#### [Exercise details]
Report every line of the material that contains the string "JSON".
Top of Given entries
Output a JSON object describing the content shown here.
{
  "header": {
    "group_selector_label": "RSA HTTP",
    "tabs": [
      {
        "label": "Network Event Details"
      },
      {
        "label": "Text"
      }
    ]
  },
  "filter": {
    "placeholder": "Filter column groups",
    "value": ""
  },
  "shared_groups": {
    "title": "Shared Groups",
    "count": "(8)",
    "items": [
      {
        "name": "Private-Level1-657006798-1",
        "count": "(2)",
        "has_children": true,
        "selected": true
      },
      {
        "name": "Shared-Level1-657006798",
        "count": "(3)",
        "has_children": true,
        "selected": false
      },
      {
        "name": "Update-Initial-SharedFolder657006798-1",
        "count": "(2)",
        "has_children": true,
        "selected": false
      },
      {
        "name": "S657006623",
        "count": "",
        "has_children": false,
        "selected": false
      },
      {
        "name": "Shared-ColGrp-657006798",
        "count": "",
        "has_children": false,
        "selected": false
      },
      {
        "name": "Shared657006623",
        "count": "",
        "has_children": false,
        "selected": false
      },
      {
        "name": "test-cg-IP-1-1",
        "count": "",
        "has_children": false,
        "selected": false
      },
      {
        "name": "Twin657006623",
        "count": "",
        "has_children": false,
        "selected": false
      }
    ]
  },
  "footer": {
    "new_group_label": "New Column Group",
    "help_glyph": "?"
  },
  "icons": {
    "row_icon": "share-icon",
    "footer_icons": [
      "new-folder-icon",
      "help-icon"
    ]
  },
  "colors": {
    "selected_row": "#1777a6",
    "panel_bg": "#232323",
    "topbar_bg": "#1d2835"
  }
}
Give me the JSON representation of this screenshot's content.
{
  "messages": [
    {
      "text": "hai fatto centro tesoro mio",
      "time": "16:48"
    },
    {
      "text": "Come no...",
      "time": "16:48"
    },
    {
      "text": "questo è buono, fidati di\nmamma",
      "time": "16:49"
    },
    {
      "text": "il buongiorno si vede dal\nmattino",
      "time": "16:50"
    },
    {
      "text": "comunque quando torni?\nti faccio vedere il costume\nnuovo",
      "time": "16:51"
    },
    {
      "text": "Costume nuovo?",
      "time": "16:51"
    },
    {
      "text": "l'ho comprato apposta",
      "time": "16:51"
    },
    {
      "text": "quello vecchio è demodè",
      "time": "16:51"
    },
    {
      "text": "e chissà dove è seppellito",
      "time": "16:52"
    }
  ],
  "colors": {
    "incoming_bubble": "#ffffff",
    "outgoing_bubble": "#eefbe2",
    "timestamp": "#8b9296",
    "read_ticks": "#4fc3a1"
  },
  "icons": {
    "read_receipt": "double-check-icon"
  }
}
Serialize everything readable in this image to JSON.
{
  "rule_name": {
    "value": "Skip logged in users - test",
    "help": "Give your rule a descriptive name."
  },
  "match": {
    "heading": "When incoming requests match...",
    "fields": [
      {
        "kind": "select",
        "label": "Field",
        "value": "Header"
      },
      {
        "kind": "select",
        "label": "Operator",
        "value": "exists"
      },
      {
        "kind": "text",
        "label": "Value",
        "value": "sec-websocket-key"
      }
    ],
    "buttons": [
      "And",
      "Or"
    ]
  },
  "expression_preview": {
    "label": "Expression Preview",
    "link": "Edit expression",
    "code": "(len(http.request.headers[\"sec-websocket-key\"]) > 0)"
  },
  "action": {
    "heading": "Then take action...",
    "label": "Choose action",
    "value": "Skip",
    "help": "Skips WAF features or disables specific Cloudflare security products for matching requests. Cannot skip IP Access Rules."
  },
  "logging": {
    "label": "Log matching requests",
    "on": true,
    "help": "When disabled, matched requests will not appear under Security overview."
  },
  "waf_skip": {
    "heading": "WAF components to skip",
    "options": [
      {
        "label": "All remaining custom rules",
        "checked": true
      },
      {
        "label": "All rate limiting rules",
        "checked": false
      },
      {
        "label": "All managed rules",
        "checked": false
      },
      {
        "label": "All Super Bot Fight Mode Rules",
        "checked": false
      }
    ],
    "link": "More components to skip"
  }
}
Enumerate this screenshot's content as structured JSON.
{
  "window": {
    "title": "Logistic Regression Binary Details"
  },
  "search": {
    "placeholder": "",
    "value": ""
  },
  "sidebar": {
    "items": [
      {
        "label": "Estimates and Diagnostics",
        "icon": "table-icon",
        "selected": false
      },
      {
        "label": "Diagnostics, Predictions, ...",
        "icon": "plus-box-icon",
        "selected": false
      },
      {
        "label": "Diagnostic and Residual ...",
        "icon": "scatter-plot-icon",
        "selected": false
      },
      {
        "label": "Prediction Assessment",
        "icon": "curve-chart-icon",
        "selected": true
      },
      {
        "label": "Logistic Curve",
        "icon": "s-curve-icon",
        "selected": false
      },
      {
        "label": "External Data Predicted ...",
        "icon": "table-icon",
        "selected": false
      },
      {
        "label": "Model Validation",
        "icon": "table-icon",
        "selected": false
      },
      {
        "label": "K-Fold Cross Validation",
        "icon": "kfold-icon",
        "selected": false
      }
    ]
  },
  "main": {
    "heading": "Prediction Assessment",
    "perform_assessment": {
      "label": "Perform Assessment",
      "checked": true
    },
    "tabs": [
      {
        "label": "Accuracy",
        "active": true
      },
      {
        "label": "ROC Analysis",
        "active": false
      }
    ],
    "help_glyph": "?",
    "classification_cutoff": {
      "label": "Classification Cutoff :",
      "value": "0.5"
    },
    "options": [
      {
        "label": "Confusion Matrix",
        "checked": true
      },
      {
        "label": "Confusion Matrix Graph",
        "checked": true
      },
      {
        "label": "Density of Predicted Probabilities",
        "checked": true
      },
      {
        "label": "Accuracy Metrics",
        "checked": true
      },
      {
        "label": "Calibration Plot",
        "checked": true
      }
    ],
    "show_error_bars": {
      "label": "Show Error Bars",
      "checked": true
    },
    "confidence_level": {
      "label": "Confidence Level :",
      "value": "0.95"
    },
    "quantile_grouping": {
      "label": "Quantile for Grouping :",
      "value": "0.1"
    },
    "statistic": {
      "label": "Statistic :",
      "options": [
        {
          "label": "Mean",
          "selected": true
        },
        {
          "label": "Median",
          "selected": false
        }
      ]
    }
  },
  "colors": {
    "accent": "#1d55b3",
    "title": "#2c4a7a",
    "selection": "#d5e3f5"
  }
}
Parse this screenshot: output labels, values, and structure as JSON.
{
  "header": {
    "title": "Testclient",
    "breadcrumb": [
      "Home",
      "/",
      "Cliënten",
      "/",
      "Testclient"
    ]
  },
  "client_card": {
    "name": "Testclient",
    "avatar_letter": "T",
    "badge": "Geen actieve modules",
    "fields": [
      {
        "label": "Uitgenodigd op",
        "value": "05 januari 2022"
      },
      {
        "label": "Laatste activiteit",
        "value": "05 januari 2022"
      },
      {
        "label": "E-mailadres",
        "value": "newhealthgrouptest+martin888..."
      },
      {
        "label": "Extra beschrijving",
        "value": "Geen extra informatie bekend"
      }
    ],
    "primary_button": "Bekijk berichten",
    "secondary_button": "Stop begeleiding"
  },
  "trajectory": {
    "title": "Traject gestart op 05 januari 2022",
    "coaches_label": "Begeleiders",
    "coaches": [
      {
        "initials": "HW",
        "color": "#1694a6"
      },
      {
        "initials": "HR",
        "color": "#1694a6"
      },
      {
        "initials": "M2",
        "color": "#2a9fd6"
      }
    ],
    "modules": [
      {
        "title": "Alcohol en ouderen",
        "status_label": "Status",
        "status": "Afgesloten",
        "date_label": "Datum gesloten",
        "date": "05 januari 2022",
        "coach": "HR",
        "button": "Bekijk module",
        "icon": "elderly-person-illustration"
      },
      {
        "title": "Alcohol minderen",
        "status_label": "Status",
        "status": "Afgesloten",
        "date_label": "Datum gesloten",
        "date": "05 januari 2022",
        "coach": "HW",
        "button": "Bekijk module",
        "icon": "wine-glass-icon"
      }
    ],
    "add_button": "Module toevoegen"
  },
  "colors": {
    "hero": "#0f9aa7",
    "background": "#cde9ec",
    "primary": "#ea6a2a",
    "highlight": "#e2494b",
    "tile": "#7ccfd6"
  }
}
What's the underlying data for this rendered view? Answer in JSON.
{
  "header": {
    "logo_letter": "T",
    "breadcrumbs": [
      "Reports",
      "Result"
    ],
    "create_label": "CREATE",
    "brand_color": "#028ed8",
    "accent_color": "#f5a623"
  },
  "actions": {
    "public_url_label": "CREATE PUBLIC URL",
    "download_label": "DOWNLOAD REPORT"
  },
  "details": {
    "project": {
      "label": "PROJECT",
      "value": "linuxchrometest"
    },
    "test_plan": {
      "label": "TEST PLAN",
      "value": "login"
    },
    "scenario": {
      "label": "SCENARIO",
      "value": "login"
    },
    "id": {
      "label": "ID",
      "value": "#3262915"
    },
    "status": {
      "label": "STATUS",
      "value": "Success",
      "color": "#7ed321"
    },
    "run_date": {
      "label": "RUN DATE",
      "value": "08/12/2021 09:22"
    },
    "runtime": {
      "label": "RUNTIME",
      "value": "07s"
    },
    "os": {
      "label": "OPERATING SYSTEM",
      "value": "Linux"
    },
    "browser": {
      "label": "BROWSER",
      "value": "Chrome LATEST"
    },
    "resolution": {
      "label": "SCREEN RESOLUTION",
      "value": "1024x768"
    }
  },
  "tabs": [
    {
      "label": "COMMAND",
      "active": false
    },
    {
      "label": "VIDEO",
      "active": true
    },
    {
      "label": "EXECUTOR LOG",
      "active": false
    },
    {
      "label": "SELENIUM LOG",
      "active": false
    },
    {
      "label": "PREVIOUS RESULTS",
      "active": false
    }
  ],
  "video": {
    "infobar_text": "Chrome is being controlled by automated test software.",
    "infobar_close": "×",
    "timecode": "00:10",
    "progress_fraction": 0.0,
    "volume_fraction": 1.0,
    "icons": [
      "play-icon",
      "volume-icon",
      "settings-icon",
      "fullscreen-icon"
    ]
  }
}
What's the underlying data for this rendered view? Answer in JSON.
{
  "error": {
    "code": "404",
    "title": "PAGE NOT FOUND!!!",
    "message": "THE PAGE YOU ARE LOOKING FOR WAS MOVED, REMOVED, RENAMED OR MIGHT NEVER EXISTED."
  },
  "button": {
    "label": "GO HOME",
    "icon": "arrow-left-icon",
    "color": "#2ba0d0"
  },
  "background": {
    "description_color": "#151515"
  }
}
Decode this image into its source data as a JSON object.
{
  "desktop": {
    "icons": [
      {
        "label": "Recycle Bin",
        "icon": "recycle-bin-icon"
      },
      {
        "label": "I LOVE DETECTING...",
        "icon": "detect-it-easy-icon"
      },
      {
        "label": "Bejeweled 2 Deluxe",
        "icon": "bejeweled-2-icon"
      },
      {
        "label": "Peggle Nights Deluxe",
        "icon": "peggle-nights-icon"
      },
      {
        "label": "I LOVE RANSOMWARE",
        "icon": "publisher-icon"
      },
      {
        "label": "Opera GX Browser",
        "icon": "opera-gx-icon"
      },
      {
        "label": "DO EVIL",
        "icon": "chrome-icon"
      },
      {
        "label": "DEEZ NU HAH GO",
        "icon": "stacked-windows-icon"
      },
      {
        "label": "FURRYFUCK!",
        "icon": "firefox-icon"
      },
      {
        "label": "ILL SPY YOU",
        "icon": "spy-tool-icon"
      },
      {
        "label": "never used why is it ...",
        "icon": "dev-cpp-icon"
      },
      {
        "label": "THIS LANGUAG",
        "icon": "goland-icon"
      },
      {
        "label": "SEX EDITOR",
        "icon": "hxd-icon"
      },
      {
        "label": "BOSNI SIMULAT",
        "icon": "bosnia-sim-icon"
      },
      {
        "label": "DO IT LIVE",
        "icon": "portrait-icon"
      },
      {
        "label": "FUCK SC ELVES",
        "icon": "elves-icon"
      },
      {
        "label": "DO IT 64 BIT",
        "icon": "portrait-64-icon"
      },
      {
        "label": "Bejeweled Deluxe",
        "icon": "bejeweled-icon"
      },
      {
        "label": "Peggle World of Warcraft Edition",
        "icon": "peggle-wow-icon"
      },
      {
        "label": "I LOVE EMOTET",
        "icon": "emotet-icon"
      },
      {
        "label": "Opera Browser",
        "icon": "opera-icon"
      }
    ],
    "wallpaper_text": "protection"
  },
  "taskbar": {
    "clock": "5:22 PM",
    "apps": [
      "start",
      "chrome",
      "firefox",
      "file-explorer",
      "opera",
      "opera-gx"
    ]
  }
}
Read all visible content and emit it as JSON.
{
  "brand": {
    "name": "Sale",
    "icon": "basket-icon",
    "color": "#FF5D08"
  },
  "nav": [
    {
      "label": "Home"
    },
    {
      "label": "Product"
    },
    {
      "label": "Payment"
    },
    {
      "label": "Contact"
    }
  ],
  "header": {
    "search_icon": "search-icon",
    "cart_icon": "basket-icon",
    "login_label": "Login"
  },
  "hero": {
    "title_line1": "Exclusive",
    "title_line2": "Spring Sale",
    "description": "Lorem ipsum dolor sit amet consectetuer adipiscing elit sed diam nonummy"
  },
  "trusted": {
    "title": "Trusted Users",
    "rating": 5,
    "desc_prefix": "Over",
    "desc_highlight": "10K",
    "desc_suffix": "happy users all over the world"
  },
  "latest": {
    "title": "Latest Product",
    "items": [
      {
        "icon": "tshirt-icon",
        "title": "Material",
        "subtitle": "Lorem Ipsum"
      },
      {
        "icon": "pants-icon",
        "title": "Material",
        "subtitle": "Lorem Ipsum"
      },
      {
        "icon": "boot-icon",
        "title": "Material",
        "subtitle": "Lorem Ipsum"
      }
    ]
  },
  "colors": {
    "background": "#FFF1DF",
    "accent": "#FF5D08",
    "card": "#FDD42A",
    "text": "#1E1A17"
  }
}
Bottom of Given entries
#### [Response]
Output a JSON object describing the content shown here.
Give me the JSON representation of this screenshot's content.
Serialize everything readable in this image to JSON.
Enumerate this screenshot's content as structured JSON.
Parse this screenshot: output labels, values, and structure as JSON.
What's the underlying data for this rendered view? Answer in JSON.
What's the underlying data for this rendered view? Answer in JSON.
Decode this image into its source data as a JSON object.
Read all visible content and emit it as JSON.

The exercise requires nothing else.